Provided information

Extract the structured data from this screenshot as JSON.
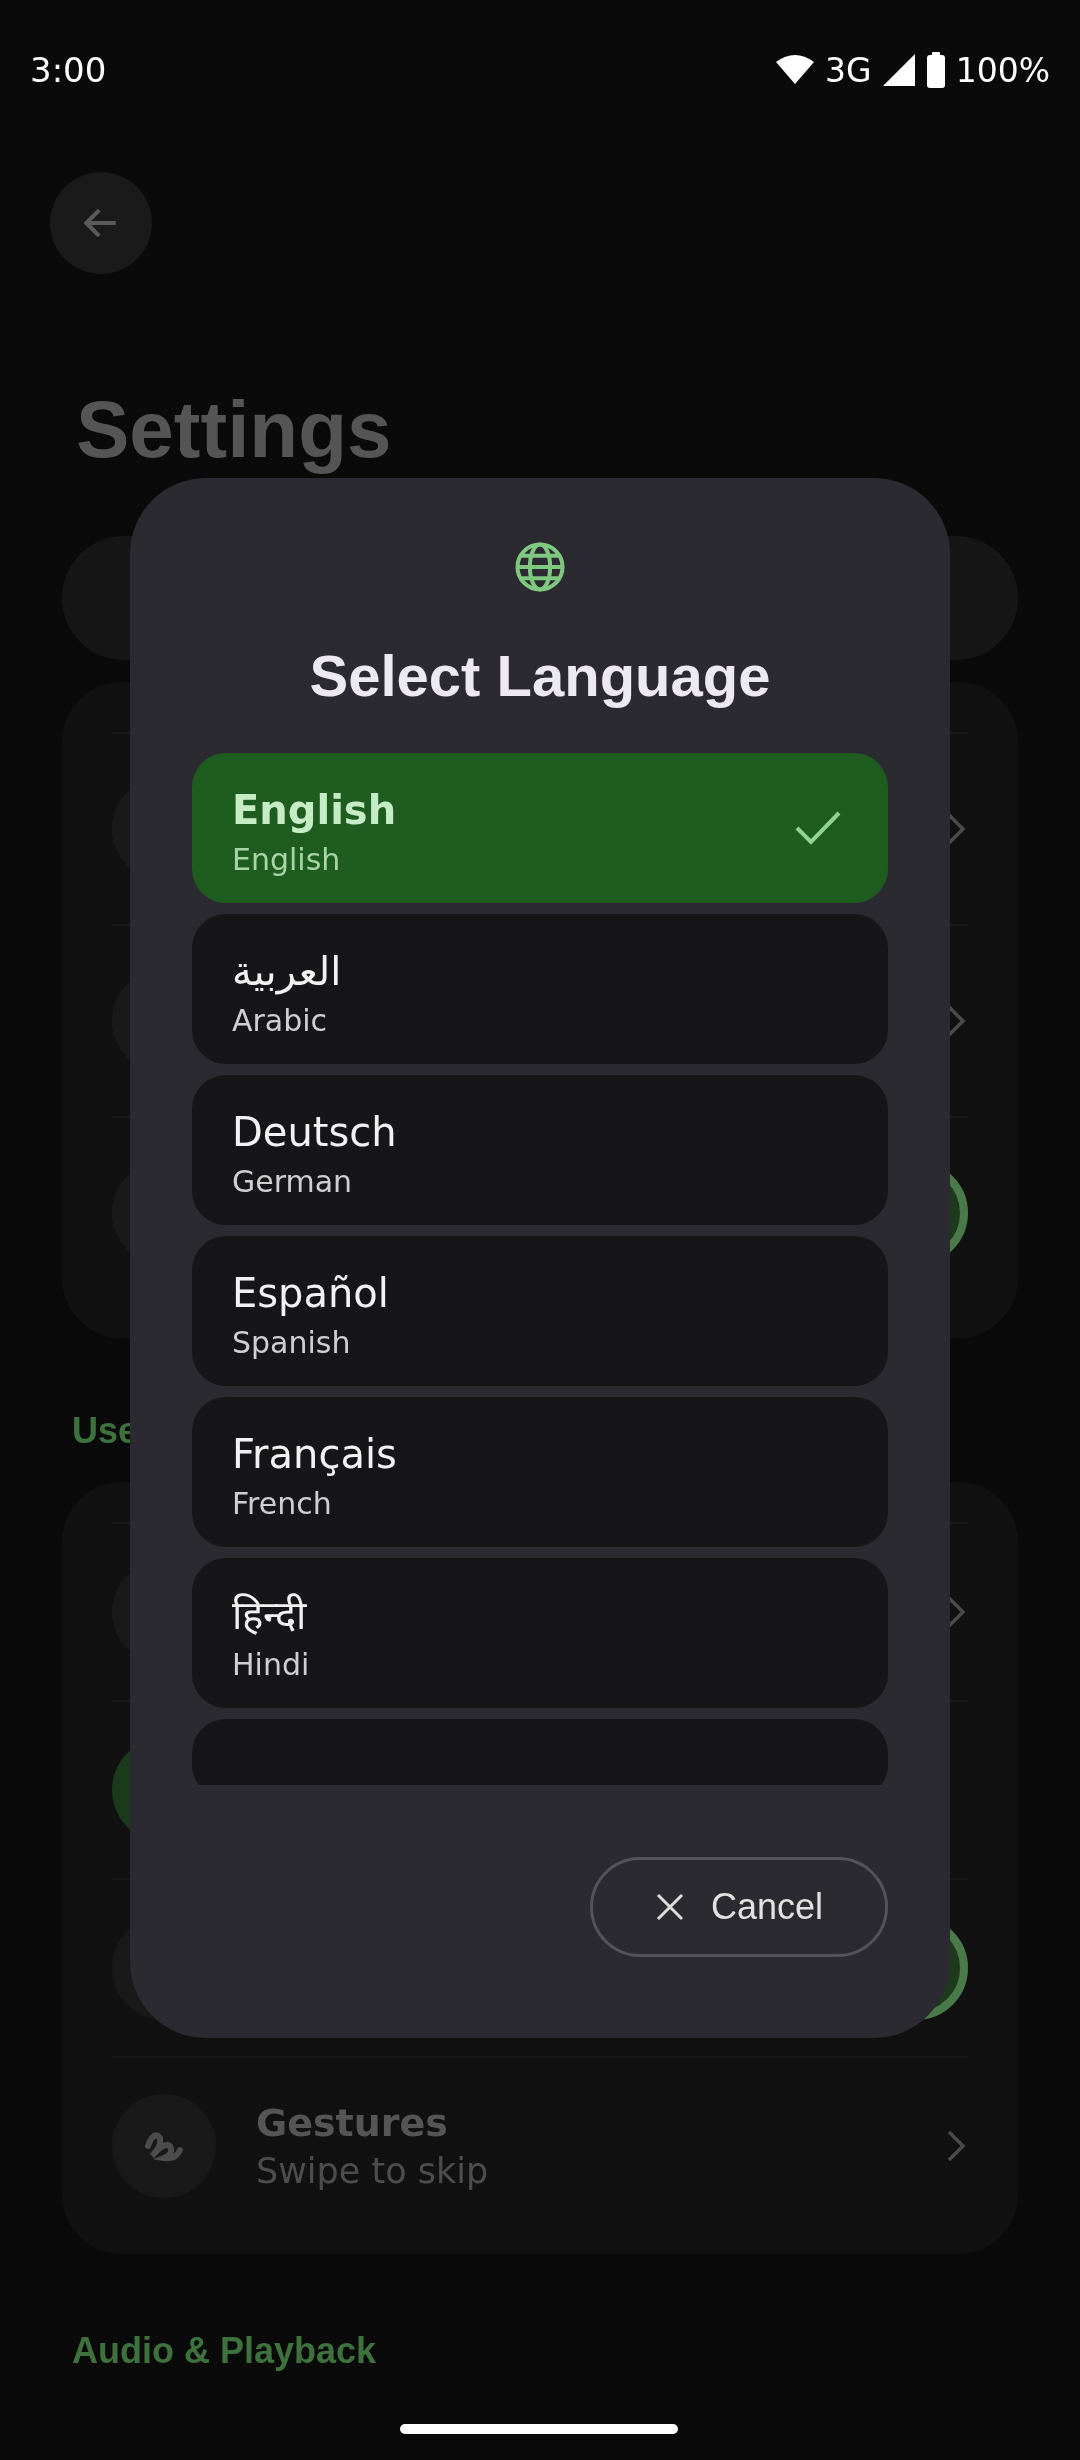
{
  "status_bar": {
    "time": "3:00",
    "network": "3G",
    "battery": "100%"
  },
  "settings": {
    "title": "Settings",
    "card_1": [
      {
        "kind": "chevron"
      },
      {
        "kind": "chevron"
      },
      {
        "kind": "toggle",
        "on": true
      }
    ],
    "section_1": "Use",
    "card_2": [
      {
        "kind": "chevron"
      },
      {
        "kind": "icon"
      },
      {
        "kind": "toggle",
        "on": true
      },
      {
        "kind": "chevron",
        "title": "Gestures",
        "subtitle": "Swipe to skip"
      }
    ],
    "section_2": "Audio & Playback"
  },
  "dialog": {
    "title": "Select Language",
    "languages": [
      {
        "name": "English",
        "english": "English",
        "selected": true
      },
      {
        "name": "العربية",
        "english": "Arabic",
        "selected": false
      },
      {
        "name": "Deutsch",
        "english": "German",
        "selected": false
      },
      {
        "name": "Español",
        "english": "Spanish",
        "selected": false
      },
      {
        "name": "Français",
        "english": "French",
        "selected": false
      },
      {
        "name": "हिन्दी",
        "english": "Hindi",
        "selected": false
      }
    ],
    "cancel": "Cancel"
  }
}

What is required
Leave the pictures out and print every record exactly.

Reply to the task
Extract the structured data from this screenshot as JSON.
{
  "status_bar": {
    "time": "3:00",
    "network": "3G",
    "battery": "100%"
  },
  "settings": {
    "title": "Settings",
    "card_1": [
      {
        "kind": "chevron"
      },
      {
        "kind": "chevron"
      },
      {
        "kind": "toggle",
        "on": true
      }
    ],
    "section_1": "Use",
    "card_2": [
      {
        "kind": "chevron"
      },
      {
        "kind": "icon"
      },
      {
        "kind": "toggle",
        "on": true
      },
      {
        "kind": "chevron",
        "title": "Gestures",
        "subtitle": "Swipe to skip"
      }
    ],
    "section_2": "Audio & Playback"
  },
  "dialog": {
    "title": "Select Language",
    "languages": [
      {
        "name": "English",
        "english": "English",
        "selected": true
      },
      {
        "name": "العربية",
        "english": "Arabic",
        "selected": false
      },
      {
        "name": "Deutsch",
        "english": "German",
        "selected": false
      },
      {
        "name": "Español",
        "english": "Spanish",
        "selected": false
      },
      {
        "name": "Français",
        "english": "French",
        "selected": false
      },
      {
        "name": "हिन्दी",
        "english": "Hindi",
        "selected": false
      }
    ],
    "cancel": "Cancel"
  }
}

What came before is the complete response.